Even though it is (as I write) only Tuesday I am already looking forward to being with you in worship this Sunday. Though it is no startling revelation, worship is at the heart of who we are and what we do as a church. It is what sets us apart from advocacy groups, service clubs and social organizations. It is our central work of remembering who we are and whose we are. It is a joy.
I take preaching seriously because, at least in the Baptist tradition, the proclamation of God’s love is at the very heart of the work of worship. Preaching is never far from my mind. There are weeks when, by Tuesday, I have a pretty clear idea of what the spirit is leading me to say on Sunday. This week is not one on them.
Our central Scripture, Luke 14: 25-35, begins with these challenging words of Jesus, “If anyone comes to me and does not hate his father and mother, his wife and children, his brothers and sisters – yes even his own life – he cannot be my disciple.” As of now, I don’t know how to interpret these words. In a world full of hate and division, how could it possibly help to hate undivided even more?
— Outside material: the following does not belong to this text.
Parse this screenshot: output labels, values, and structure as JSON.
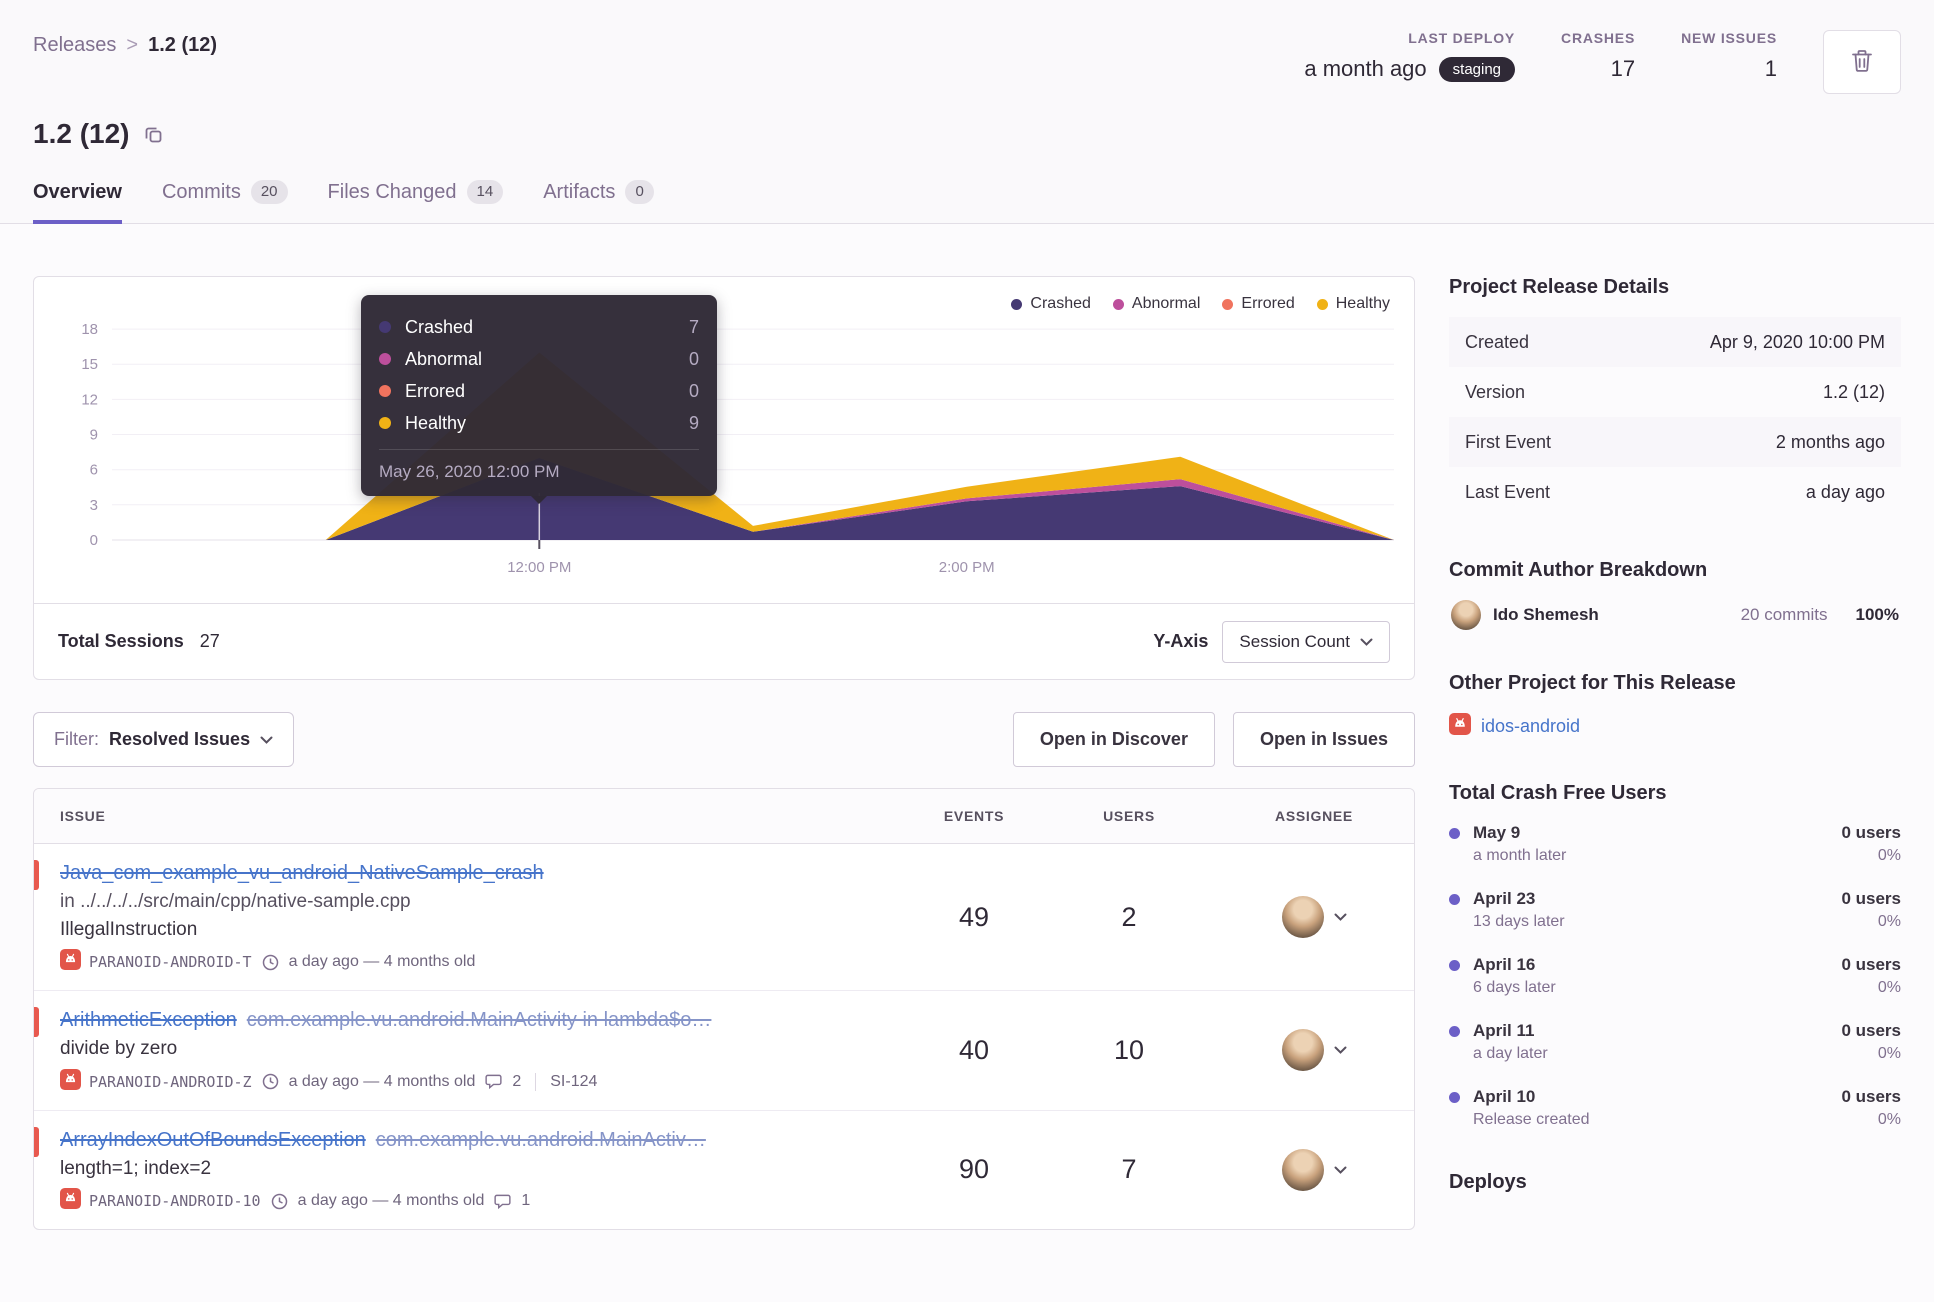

Perhaps Jesus is simply reminding us that there is nothing more important than being his follower, perhaps he is acknowledging that although those we love may have a hard time with the road of love and justice, Jesus bids us walk, perhaps he is calling us to step beyond understandings of family and kinship that are no longer helpful and see everyone and everything through the eyes of unconditional love. I am waiting for leading. If you have interpretations of this text that you find helpful I would love to hear them.
I am certain that Jesus is not bidding us to love God and not worry about loving others. Somehow in reading this text we need to build on what Preacher Mixon told us this past Sunday, “Like Peter of old, we still have a lot to learn and a way to go. We’ve come this far by faith, but let’s not stop here. Together let’s keep at it until we can design and build a table big enough for the entire family of God.”
Prayers of the Congregation
Prayers for Carolyn Matthews and family as they mourn the death of Nancy, her son-in-law’s mother; Zondra and Marty Martin; Gloria and Phil Meads; Jewelle and James Gibbs; the people of the Bahamas who have been battered by Hurricane Dorian and the people of the Atlantic coast as they prepare for its arrival; the people of Odessa and all the people of our communities who have had their lives devastated by gun violence; all who are traveling; the grieving families of the victims of the diving boat fire; the people of First Baptist Church Seattle as they celebrate the 150th anniversary of their congregation
P.S. There will be a Stand and Sing For Justice following worship this Sunday.